# Records provided
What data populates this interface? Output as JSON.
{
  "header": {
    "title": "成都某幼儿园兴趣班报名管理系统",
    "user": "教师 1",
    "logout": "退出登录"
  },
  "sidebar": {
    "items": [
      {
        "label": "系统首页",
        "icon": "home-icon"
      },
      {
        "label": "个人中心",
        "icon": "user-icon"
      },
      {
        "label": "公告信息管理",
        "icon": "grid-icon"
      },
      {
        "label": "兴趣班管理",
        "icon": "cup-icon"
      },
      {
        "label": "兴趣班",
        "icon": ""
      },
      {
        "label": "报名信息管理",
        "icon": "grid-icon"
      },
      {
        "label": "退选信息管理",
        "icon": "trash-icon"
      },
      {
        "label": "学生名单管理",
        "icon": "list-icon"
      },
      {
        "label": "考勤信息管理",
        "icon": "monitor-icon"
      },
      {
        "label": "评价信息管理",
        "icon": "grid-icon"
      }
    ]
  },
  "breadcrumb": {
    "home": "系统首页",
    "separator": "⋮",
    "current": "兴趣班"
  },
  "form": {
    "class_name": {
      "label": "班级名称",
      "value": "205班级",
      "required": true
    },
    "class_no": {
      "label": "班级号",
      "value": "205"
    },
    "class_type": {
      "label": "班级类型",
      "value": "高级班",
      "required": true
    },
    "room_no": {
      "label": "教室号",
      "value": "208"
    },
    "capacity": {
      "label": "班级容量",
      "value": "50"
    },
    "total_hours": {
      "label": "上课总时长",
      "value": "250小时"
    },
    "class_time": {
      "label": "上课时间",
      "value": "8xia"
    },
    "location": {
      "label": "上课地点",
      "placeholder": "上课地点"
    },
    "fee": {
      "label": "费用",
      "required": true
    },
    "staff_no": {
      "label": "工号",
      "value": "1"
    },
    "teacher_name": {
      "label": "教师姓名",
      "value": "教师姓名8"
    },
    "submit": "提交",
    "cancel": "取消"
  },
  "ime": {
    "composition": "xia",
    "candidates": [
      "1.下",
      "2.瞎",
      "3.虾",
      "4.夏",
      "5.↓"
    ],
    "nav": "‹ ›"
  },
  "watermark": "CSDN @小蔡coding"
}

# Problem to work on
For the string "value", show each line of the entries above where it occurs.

# Answer box
      "value": "205班级",
      "value": "205"
      "value": "高级班",
      "value": "208"
      "value": "50"
      "value": "250小时"
      "value": "8xia"
      "value": "1"
      "value": "教师姓名8"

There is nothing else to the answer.